What are biases?
Our brain has a limited capacity to process every new piece of information it receives. Therefore, it has evolved quick decision-making mechanisms to process the people, situations, and objects it encounters. These mental shortcuts are essential for survival, but they can also lead to biased opinions when we make hasty judgments without careful evaluation.
Types of interview biases
When conducting interviews, it's crucial to aim for objectivity. However, biases can unconsciously sneak into the process. To prevent this, it's important to recognize the various types of biases that can occur. Here are seven common interview biases that you must be aware of and take active measures to avoid.
Stereotyping is the tendency to oversimplify and form fixed opinions about a group based on limited characteristics.
This issue can negatively impact interviews, as prejudiced perceptions may lead to inaccurate conclusions about a candidate's abilities.
Interviewer bias refers to discrimination against certain genders or races in hiring for a job.
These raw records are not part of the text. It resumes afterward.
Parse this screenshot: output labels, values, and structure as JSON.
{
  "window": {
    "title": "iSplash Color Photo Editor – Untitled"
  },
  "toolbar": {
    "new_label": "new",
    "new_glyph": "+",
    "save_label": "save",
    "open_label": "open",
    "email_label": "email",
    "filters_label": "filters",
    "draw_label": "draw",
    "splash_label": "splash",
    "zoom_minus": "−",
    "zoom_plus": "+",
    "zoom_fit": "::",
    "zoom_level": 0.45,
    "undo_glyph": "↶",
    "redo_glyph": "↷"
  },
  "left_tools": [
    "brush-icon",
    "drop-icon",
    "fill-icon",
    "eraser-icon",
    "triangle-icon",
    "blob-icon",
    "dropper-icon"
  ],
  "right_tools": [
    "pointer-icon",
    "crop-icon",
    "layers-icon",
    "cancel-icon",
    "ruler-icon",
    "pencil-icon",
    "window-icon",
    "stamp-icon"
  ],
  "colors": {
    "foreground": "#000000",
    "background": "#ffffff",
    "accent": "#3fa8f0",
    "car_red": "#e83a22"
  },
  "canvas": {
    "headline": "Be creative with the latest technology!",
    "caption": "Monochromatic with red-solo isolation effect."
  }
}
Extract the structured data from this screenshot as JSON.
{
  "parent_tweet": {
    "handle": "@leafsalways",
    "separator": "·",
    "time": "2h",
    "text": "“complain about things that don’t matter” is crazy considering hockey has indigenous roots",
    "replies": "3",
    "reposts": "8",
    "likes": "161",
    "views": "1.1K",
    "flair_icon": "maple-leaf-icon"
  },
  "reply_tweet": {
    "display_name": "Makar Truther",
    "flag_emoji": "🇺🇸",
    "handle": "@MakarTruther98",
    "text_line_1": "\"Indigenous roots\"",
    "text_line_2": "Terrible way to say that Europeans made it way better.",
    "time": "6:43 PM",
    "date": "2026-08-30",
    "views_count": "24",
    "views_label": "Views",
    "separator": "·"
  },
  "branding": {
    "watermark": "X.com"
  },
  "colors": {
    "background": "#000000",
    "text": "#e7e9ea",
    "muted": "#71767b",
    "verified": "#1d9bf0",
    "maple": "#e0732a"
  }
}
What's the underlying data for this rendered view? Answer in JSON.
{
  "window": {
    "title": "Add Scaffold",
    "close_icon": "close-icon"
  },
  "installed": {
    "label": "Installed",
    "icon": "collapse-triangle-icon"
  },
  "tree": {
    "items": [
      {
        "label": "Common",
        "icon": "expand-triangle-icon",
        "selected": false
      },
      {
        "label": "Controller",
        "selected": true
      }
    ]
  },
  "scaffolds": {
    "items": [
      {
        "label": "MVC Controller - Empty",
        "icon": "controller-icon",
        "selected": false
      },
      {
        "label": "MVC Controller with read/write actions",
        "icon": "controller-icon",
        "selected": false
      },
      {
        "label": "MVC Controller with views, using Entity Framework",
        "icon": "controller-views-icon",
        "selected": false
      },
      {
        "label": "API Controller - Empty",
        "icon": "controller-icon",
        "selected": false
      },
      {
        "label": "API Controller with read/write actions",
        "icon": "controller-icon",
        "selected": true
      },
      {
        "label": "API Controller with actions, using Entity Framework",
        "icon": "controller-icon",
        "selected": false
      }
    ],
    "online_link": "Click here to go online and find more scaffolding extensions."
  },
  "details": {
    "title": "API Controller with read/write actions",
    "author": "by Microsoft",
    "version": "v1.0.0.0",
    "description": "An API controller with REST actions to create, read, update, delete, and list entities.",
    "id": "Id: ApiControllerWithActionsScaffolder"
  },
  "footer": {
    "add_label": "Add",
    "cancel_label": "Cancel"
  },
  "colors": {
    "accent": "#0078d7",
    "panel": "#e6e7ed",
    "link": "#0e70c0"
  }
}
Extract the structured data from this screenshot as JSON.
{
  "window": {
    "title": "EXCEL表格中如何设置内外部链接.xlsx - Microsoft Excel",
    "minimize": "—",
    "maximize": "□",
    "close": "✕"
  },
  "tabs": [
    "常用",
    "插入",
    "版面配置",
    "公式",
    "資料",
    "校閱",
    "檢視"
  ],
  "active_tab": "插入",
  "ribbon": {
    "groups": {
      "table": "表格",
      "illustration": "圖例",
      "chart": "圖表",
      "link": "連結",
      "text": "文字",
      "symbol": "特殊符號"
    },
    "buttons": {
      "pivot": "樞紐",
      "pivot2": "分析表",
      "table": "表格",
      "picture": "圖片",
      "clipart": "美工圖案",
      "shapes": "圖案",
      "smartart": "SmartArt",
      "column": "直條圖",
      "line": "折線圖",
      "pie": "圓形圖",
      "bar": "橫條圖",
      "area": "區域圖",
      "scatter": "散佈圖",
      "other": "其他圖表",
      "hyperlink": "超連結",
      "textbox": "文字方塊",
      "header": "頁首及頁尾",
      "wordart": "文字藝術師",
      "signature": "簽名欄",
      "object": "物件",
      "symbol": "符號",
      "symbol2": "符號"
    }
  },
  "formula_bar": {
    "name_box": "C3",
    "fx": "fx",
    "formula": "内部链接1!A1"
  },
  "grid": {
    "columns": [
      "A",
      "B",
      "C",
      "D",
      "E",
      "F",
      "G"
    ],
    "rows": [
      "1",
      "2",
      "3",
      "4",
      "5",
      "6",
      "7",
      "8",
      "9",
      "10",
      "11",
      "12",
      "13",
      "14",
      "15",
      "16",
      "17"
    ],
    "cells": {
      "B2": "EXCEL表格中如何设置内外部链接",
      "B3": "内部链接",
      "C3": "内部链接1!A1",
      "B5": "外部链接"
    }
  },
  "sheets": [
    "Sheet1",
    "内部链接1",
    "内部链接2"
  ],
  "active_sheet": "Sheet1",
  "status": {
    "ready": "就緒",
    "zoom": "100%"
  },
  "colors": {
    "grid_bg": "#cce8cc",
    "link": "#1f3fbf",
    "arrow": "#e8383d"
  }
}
It is crucial for interviewers to maintain impartiality when making hiring decisions, not only to uphold ethical standards but also to prevent legal ramifications for gender or race discrimination.
During an interview, confirmation bias may cause the interviewer to ask leading questions that confirm their preconceived beliefs about the interviewee based on their CV or application.
Individuals tend to seek out information that confirms their existing beliefs and socialize with like-minded people, often without considering other perspectives.
It is essential to refrain from hiring individuals solely based on their alignment with their line managers' perspectives, as this approach can hinder innovation and hinder overall company growth.
Recency bias is evident when interviewers show a preference for candidates who have been interviewed more recently.
If you conduct several job interviews in a day, it's common for the candidates to start blending together, making it challenging to remember each one distinctly. This can lead to recency bias, where you unconsciously favor candidates interviewed towards the end of the day. However, it's important to recognize that the best person for the job may have been interviewed earlier or in the middle of the process.
Similarity bias, also referred to as affinity bias, occurs when an interviewer makes hiring decisions based on a candidate's physical appearance or shared interests.
For example, during an interview, the interviewer may inquire about the candidate's weekend activities. If the candidate mentions going on a hike with their dog and the interviewer happens to share a passion for hiking and owning a dog, the candidate is more likely to be perceived positively, even before any information about their skills or work-related experience is obtained.
Halo bias refers to the tendency for one positive attribute to overshadow all other qualities of an individual. For example, during an interview, if the interviewer becomes aware that the candidate attended a prestigious university or has a strong background with a reputable brand, they may disproportionately emphasize these positive aspects and disregard any potential negative traits the candidate may have.
At times, interviewers may exhibit a bias known as the "horn bias" that hinders their ability to recognize a candidate's positive attributes. This bias can arise when a negative aspect, such as a spelling error on the candidate's CV, overshadows their valuable skills and abilities. Regrettably, this bias can prevent the interviewer from providing the candidate with a fair opportunity to showcase their capabilities.
How to avoid bias when interviewing
To ensure fairness and minimize bias during interviews, it is important to ask all candidates the same pertinent questions and diligently record their responses.
It is essential for interviewers to receive diversity and inclusion training and cultivate the skill to acknowledge and eliminate their own unconscious biases. This will guarantee a fair hiring process for all candidates and aid hiring managers in uncovering any hidden biases they may have.
Ensuring diversity among interviewers is crucial when multiple interview stages or a group of interviewers is involved. This practice promotes a more balanced decision-making process by mitigating individual biases. With a diverse group, the influence of bias is reduced as each member brings unique perspectives and opinions to the table.
To prevent similarity bias, it is advisable to minimize small talk when greeting an interviewee.
Develop a consistent rating system for interviews to guarantee impartiality in evaluation.
To avoid recency bias during remote interviews, consider recording and replaying them in various orders, with the candidate's consent.